Danger Lurks Throughout American Amusement Parks

The stories have been horrific. A ten-year-old boy was killed on August 7 during a ride on the world’s tallest waterslide. Caleb Schwab was sadly decapitated on the Verruckt raft ride at the Schlitterbahn WaterPark in Kansas City, Kansas. That same day, two riders were injured when a launch cable detached at the Top Thrill Dragster rider in Cedar Point, Ohio.

The next day, three girls were injured after falling approximately 30 feet from a Ferris wheel at a county fair in eastern Tennessee. One of the girls, who is only six-years-old, was left with a traumatic brain injury.

In another incident, 11-year-old Elizabeth Gilreath was on the spinning “King’s Crown” ride when her hair got caught in the machinery causing her to lose part of her scalp. After five surgeries, she is said to be making progress.  Three days later, in the fourth amusement park accident, a three-year-old boy fell out of a roller coaster at Idlewild and SoakZone, a Pennsylvania amusement park.

How do you know if you and your children are safe at American amusement parks? You don’t.

Rides are regulated through a maze of state laws and some states have no regulation at all. The Consumer Product Safety Commission lost its power to oversee parks in 1981, when Congress passed a “roller coaster loophole.” Legislation says “fixed site” amusement parks don’t count as consumer products.  Sen. Ed Markey of Massachusetts is one of the few public officials pushing for a bill for Consumer Products to once gain have jurisdiction over the industry. The bill has died in six consecutive Congresses.

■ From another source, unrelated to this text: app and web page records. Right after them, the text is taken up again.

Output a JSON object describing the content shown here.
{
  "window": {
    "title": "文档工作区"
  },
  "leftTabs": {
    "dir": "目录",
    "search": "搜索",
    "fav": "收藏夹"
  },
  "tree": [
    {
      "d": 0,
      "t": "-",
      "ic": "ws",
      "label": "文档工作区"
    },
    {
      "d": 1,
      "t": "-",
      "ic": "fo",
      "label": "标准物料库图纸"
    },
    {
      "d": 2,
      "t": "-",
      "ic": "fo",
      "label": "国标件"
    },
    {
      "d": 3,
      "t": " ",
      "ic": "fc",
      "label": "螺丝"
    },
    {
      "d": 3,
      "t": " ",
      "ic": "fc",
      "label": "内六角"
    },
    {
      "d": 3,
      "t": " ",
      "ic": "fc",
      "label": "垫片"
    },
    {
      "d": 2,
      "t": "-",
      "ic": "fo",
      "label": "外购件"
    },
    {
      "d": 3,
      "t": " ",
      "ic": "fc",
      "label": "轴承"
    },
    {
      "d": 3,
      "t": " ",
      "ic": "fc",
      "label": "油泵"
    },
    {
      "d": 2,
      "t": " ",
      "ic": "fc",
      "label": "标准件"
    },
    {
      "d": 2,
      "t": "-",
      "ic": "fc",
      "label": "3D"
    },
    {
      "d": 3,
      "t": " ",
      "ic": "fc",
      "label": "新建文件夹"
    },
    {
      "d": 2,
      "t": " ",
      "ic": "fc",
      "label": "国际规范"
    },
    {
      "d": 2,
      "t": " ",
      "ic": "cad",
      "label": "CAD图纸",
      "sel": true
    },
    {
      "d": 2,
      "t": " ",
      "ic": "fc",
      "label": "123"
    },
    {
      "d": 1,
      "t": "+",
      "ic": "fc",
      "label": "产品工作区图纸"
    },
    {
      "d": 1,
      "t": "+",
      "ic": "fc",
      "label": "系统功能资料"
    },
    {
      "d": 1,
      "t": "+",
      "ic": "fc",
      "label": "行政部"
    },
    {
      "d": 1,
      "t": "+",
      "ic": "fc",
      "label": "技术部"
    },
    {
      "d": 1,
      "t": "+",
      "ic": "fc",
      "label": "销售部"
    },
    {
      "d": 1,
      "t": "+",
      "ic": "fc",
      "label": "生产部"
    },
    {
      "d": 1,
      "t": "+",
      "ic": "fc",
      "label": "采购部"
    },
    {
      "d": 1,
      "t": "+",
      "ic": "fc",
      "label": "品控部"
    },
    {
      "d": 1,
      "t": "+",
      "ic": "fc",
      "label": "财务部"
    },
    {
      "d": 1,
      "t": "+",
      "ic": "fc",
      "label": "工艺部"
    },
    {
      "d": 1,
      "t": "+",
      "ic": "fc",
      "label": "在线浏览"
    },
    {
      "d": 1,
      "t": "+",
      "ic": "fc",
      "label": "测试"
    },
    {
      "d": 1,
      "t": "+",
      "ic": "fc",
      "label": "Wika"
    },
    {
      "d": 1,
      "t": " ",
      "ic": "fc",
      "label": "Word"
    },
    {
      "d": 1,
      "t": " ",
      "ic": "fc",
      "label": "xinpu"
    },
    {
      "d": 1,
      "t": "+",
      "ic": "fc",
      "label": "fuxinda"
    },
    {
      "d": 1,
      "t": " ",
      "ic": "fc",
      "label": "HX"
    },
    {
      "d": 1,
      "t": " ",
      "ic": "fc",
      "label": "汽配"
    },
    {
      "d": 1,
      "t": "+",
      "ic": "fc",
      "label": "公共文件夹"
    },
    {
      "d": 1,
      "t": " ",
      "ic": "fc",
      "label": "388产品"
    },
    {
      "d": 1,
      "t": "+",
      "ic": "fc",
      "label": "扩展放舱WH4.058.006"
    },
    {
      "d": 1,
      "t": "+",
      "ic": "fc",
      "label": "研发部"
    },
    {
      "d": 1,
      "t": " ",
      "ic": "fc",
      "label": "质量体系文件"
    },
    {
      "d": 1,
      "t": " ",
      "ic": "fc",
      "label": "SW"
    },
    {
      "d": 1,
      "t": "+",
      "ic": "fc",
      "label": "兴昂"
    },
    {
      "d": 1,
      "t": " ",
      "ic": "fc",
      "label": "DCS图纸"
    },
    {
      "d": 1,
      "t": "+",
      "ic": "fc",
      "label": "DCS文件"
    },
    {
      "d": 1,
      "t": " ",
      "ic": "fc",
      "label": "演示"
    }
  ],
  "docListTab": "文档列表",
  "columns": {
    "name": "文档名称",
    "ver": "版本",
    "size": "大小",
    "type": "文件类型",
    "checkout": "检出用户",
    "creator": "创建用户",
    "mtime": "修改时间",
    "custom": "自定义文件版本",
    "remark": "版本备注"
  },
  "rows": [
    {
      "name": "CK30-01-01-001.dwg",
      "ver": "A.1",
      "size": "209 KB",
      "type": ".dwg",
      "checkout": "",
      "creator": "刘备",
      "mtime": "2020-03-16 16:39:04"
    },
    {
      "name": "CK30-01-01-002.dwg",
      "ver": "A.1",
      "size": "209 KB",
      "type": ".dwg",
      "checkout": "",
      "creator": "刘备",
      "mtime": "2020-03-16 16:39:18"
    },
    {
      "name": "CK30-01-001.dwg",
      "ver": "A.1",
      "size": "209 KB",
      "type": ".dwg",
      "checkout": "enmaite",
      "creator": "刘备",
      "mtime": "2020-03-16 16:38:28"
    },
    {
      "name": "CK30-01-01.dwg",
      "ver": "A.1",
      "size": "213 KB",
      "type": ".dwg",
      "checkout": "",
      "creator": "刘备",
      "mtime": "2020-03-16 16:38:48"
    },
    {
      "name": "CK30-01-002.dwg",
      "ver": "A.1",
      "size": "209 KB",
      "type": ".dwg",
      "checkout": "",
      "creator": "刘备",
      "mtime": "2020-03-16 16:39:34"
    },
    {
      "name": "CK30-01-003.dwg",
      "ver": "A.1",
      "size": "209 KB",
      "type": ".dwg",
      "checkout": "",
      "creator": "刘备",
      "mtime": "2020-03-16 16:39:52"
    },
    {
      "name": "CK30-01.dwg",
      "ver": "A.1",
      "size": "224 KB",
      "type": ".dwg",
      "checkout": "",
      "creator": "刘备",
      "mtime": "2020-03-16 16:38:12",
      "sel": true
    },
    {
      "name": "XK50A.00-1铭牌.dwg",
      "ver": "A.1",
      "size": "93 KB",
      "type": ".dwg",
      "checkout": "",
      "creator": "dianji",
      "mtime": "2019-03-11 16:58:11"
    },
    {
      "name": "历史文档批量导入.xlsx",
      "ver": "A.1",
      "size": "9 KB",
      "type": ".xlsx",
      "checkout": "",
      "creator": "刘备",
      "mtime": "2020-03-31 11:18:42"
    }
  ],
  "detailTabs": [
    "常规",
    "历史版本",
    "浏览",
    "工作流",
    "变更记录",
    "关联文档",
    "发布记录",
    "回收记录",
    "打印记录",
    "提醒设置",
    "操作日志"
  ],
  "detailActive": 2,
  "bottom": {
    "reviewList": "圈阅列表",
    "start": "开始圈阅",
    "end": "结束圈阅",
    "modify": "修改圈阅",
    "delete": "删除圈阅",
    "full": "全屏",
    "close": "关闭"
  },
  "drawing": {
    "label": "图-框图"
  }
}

“It’s an issue that has simply never risen to the top of the agenda in Congress, in spite of these tragic accidents,” said Rep. Carolyn Maloney (D-N.Y.), who co-sponsored the legislation, in an article that appeared in The Daily News.  New York requires regular inspections from a government agency and allows the state governments to investigate accidents.  The only group said to be monitoring park injuries on a national scale is the International Association of Amusement Parks and Attractions (IAAPA) — a trade group that openly opposes federal regulation.

A 2013 study by the Nationwide Children’s Hospital in Columbus, Ohio, found that, from 1990 to 2010, 92,885 children under 18 were treated in U.S. emergency rooms for amusement ride-related injuries – or an average of 4,423 per year. More than 70 percent of those injuries were in the summer months of May through September.

The following guidelines should be observed when visiting an amusement park:

  • Obey listed age, height, weight and health restrictions
  • Observe all posted ride safety rules
  • Follow all special seating and loading instructions
  • Always use seat belts and safety bars
  • Keep arms, hands, legs and feet inside the ride
  • Secure all loose articles
  • Ensure long hair is safely secured
  • Remain seated in ride until it comes to a complete stop
  • Trust your instincts

While only the most horrific injuries suffered at amusement parks make the news, less severe injuries happen regularly at amusement parks and carnivals, and often result from inexperienced ride operators, faulty equipment, and dangerous tripping hazards. Caution should be used when attending any such location or event.

If you or someone you care about has been injured in an amusement park accident, contact Rosenberg & Gluck, personal injury attorneys, for a free, confidential legal consultation to learn more about your options.